    let mut p = match pikkr::Pikkr::new(&queries, train_num) {
        Ok(p) => p,
        Err(err) => panic!("There was a problem creating a JSON parser: {:?}", err.kind()),
    let recs = vec![
        r#"{"f1": "a", "f2": {"f1": 1, "f2": true}}"#,
        r#"{"f1": "b", "f2": {"f1": 2, "f2": true}}"#,
        r#"{"f1": "c", "f2": {"f1": 3, "f2": true}}"#, // Speculative parsing starts from this record.
        r#"{"f2": {"f2": true, "f1": 4}, "f1": "d"}"#,
        r#"{"f2": {"f2": true, "f1": 5}}"#,
        r#"{"f1": "e"}"#
    for rec in recs {
        match p.parse(rec.as_bytes()) {
            Ok(results) => {
                for result in results {
                    print!("{} ", match result {
                        Some(result) => String::from_utf8(result.to_vec()).unwrap(),
                        None => String::from("None"),
            Err(err) => println!("There was a problem parsing a record: {:?}", err.kind()),
        "a" 1
        "b" 2
        "c" 3
        "d" 4
        None 5
        "e" None


$ cargo --version
cargo 0.23.0-nightly (34c0674a2 2017-09-01) # Make sure that nightly release is being used.
$ RUSTFLAGS="-C target-cpu=native" cargo build --release


$ ./target/release/[package name]
"a" 1
"b" 2
"c" 3
"d" 4
None 5
"e" None



  • Rust nightly channel and CPUs with AVX2 are needed to build Rust source code which depends on Pikkr and run the executable binary file because Pikkr uses AVX2 Instructions.

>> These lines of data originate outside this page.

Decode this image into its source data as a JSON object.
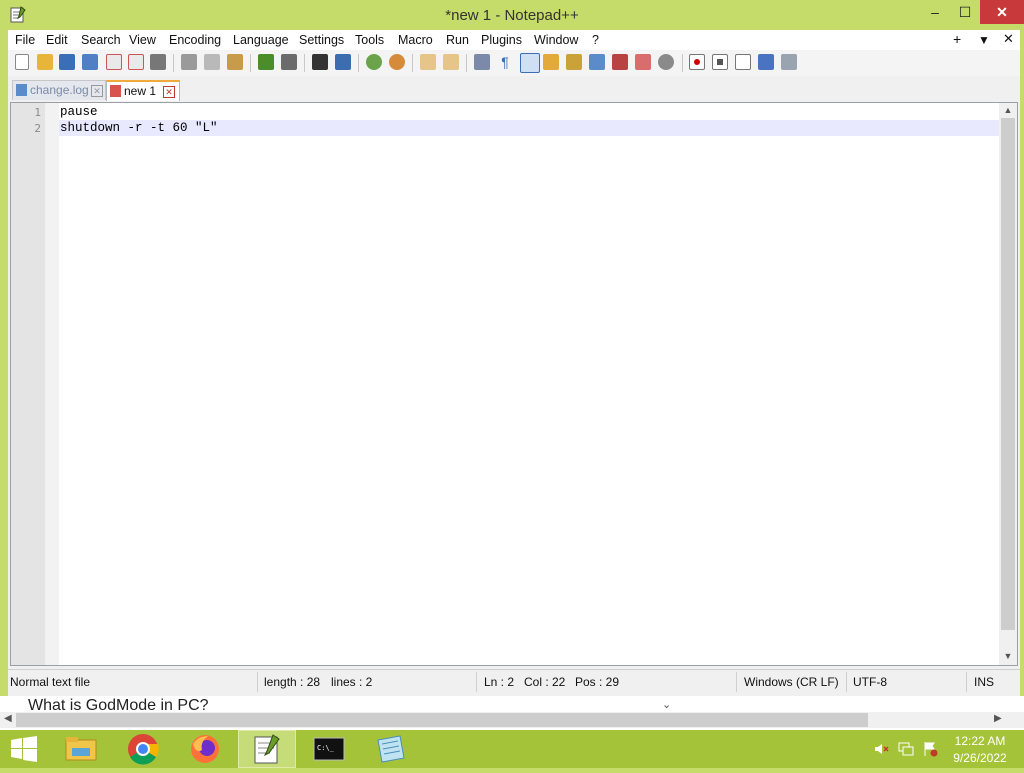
{
  "window": {
    "title": "*new 1 - Notepad++",
    "minimize": "–",
    "maximize": "☐",
    "close": "✕"
  },
  "menu": {
    "items": [
      "File",
      "Edit",
      "Search",
      "View",
      "Encoding",
      "Language",
      "Settings",
      "Tools",
      "Macro",
      "Run",
      "Plugins",
      "Window",
      "?"
    ],
    "plus": "+",
    "dropdown": "▼",
    "close": "✕"
  },
  "tabs": [
    {
      "label": "change.log",
      "close": "✕"
    },
    {
      "label": "new 1",
      "close": "✕"
    }
  ],
  "editor": {
    "lines": [
      {
        "num": "1",
        "text": "pause"
      },
      {
        "num": "2",
        "text": "shutdown -r -t 60 \"L\""
      }
    ],
    "current_line": 2
  },
  "status": {
    "type": "Normal text file",
    "length": "length : 28",
    "lines": "lines : 2",
    "ln": "Ln : 2",
    "col": "Col : 22",
    "pos": "Pos : 29",
    "eol": "Windows (CR LF)",
    "encoding": "UTF-8",
    "mode": "INS"
  },
  "background_page": {
    "text": "What is GodMode in PC?"
  },
  "taskbar": {
    "time": "12:22 AM",
    "date": "9/26/2022"
  },
  "colors": {
    "accent": "#c6dc6a",
    "taskbar": "#a4c339",
    "current_line": "#e8e8ff",
    "close_button": "#c8393b"
  }
}
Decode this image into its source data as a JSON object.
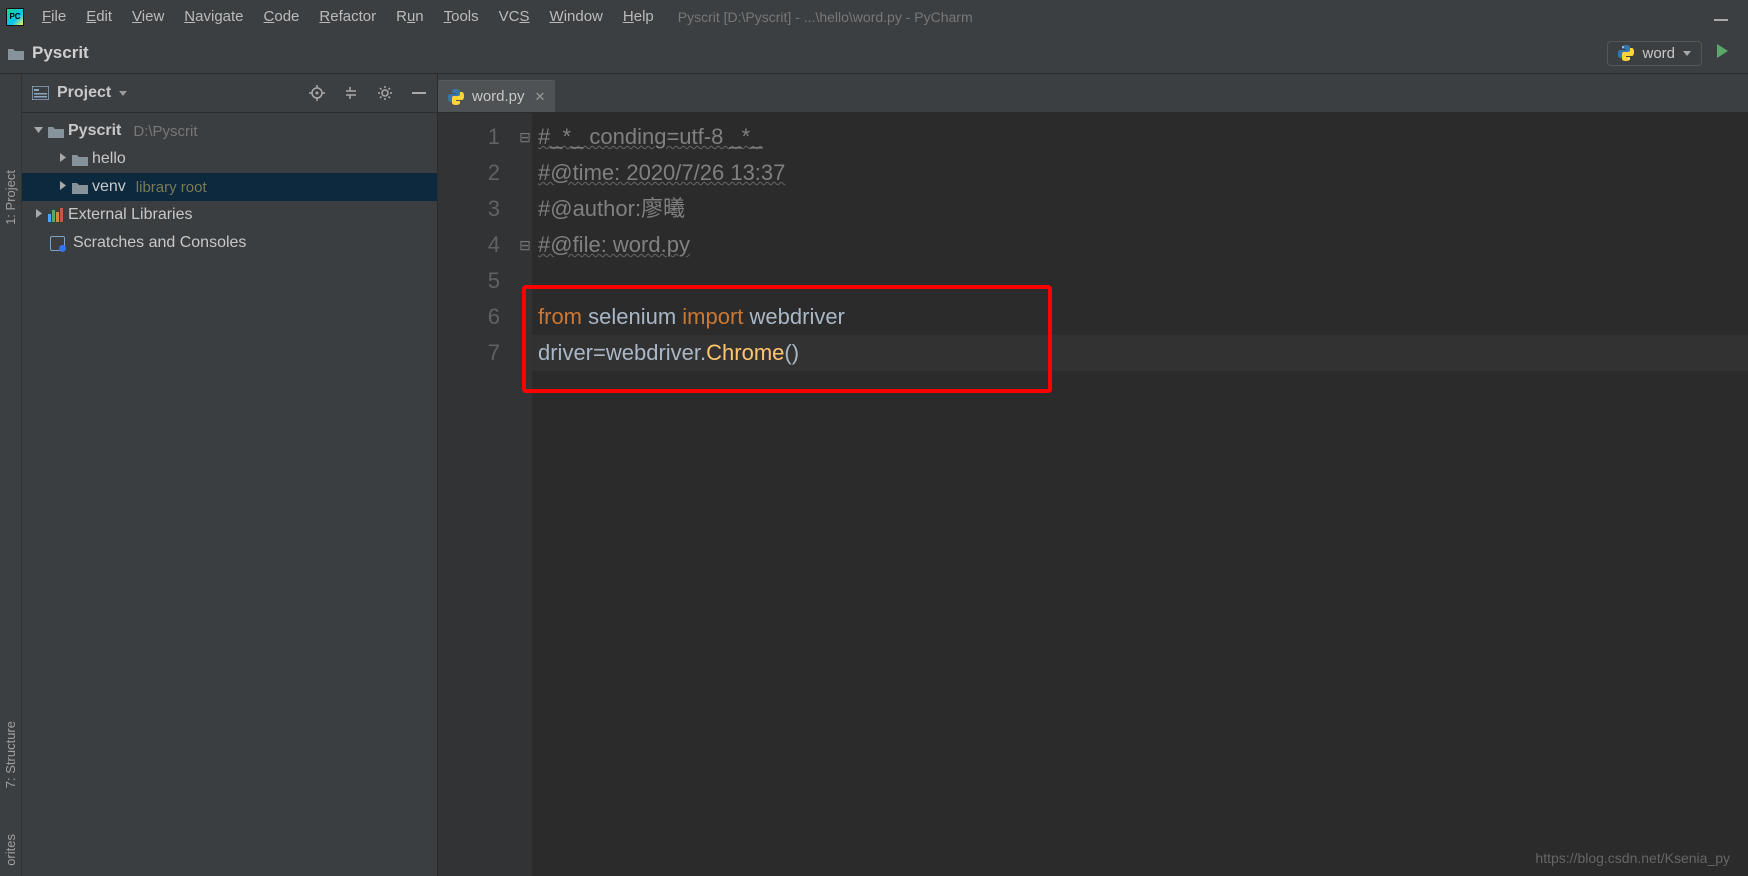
{
  "app_icon_text": "PC",
  "menu": {
    "file": "File",
    "edit": "Edit",
    "view": "View",
    "navigate": "Navigate",
    "code": "Code",
    "refactor": "Refactor",
    "run": "Run",
    "tools": "Tools",
    "vcs": "VCS",
    "window": "Window",
    "help": "Help"
  },
  "title": "Pyscrit [D:\\Pyscrit] - ...\\hello\\word.py - PyCharm",
  "breadcrumb": {
    "root": "Pyscrit"
  },
  "run_config": {
    "label": "word"
  },
  "left_tabs": {
    "project": "1: Project",
    "structure": "7: Structure",
    "favorites": "orites"
  },
  "project_panel": {
    "title": "Project",
    "tree": {
      "root": {
        "name": "Pyscrit",
        "path": "D:\\Pyscrit"
      },
      "hello": "hello",
      "venv": {
        "name": "venv",
        "tag": "library root"
      },
      "ext": "External Libraries",
      "scratch": "Scratches and Consoles"
    }
  },
  "editor": {
    "tab_name": "word.py",
    "lines": {
      "1": "#_*_ conding=utf-8 _*_",
      "2": "#@time: 2020/7/26 13:37",
      "3": "#@author:廖曦",
      "4": "#@file: word.py",
      "5": "",
      "6a": "from",
      "6b": " selenium ",
      "6c": "import",
      "6d": " webdriver",
      "7a": "driver",
      "7b": "=webdriver.",
      "7c": "Chrome",
      "7d": "()"
    },
    "gutter": [
      "1",
      "2",
      "3",
      "4",
      "5",
      "6",
      "7"
    ]
  },
  "watermark": "https://blog.csdn.net/Ksenia_py"
}
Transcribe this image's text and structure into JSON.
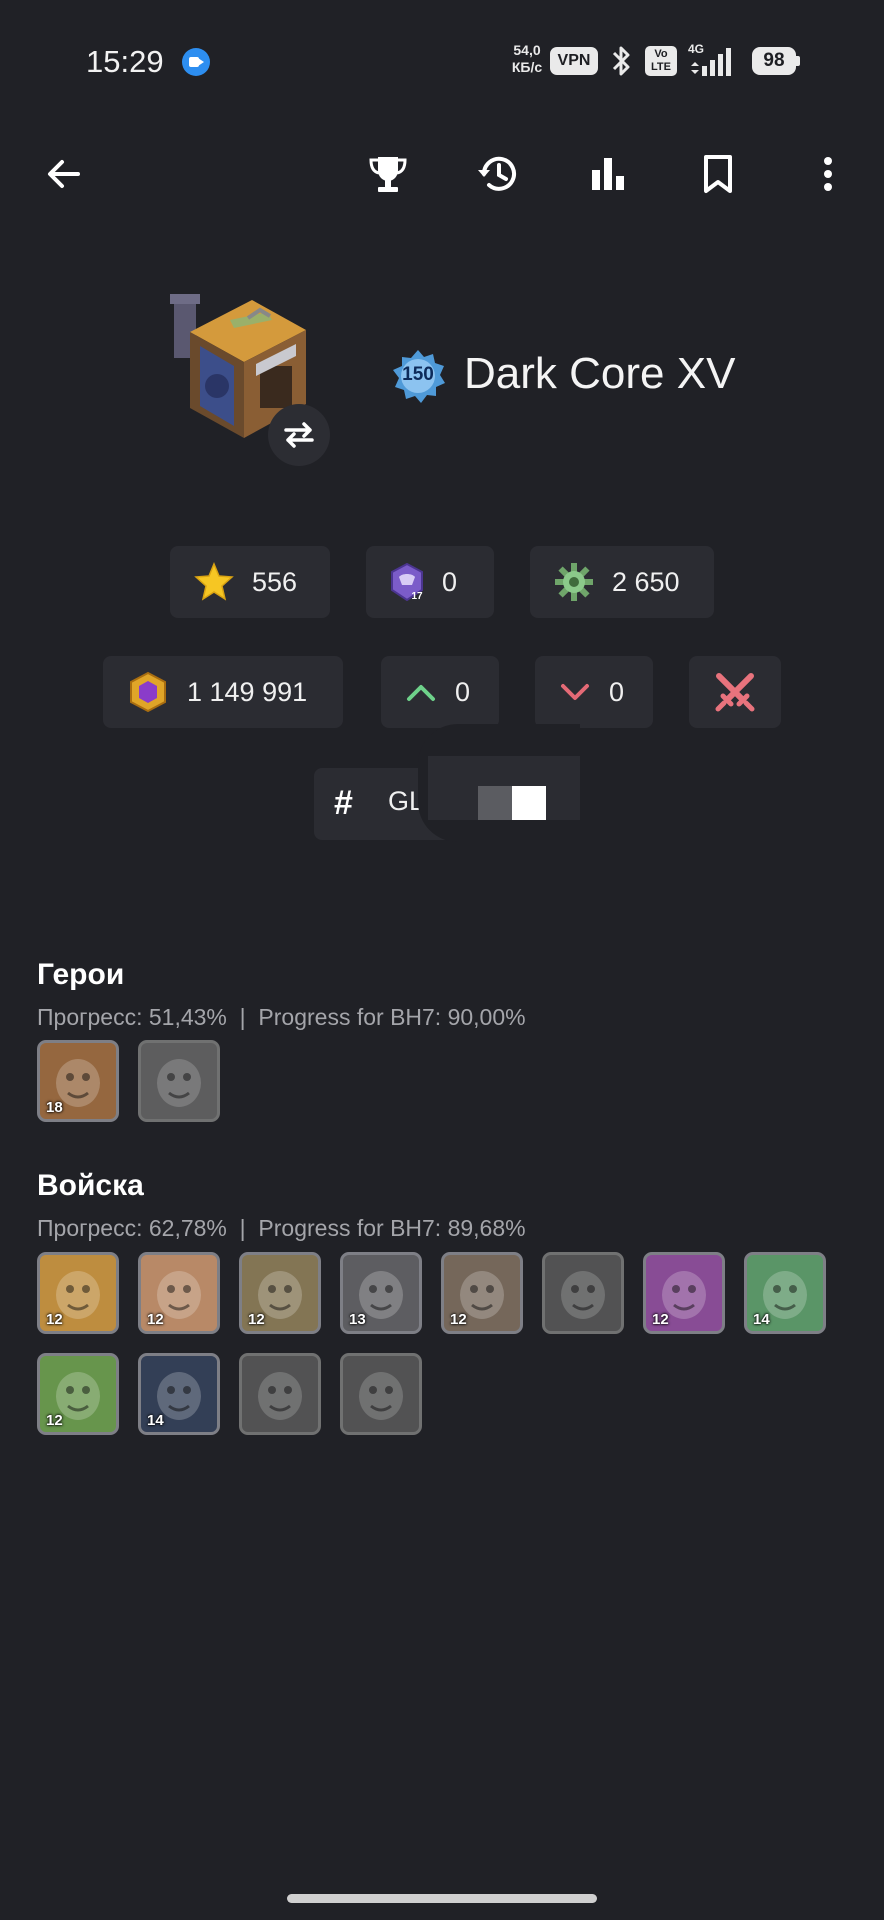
{
  "status_bar": {
    "time": "15:29",
    "speed_value": "54,0",
    "speed_unit": "КБ/с",
    "vpn": "VPN",
    "volte_top": "Vo",
    "volte_bottom": "LTE",
    "network": "4G",
    "battery": "98"
  },
  "app_bar": {
    "back_icon": "arrow-left-icon",
    "actions": [
      "trophy-icon",
      "history-icon",
      "bar-chart-icon",
      "bookmark-icon",
      "more-vert-icon"
    ]
  },
  "profile": {
    "level": "150",
    "name": "Dark Core XV"
  },
  "stats_row1": {
    "stars": "556",
    "league_badge_number": "17",
    "league_value": "0",
    "gear_value": "2 650"
  },
  "stats_row2": {
    "elixir_value": "1 149 991",
    "up_value": "0",
    "down_value": "0"
  },
  "tag": {
    "hash": "#",
    "text": "GL"
  },
  "heroes": {
    "title": "Герои",
    "progress": "Прогресс: 51,43%  |  Progress for BH7: 90,00%",
    "items": [
      {
        "name": "battle-machine",
        "level": "18",
        "color": "#b07a4a",
        "locked": false
      },
      {
        "name": "battle-copter",
        "level": "",
        "color": "#7a7b80",
        "locked": true
      }
    ]
  },
  "troops": {
    "title": "Войска",
    "progress": "Прогресс: 62,78%  |  Progress for BH7: 89,68%",
    "items": [
      {
        "name": "raged-barbarian",
        "level": "12",
        "color": "#e0a64a",
        "locked": false
      },
      {
        "name": "sneaky-archer",
        "level": "12",
        "color": "#d9a27a",
        "locked": false
      },
      {
        "name": "boxer-giant",
        "level": "12",
        "color": "#9a8a63",
        "locked": false
      },
      {
        "name": "cannon-cart",
        "level": "13",
        "color": "#6e6e72",
        "locked": false
      },
      {
        "name": "bomber",
        "level": "12",
        "color": "#8a7a6a",
        "locked": false
      },
      {
        "name": "beta-minion",
        "level": "",
        "color": "#6a6b70",
        "locked": true
      },
      {
        "name": "archer",
        "level": "12",
        "color": "#a05ab0",
        "locked": false
      },
      {
        "name": "baby-dragon",
        "level": "14",
        "color": "#6ab07a",
        "locked": false
      },
      {
        "name": "hog-glider",
        "level": "12",
        "color": "#7ab05a",
        "locked": false
      },
      {
        "name": "night-witch",
        "level": "14",
        "color": "#3c4a66",
        "locked": false
      },
      {
        "name": "drop-ship",
        "level": "",
        "color": "#6a6b70",
        "locked": true
      },
      {
        "name": "super-pekka",
        "level": "",
        "color": "#6a6b70",
        "locked": true
      }
    ]
  }
}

Any kind of contribution (e.g. comment, suggestion, question, bug report and pull request) is welcome.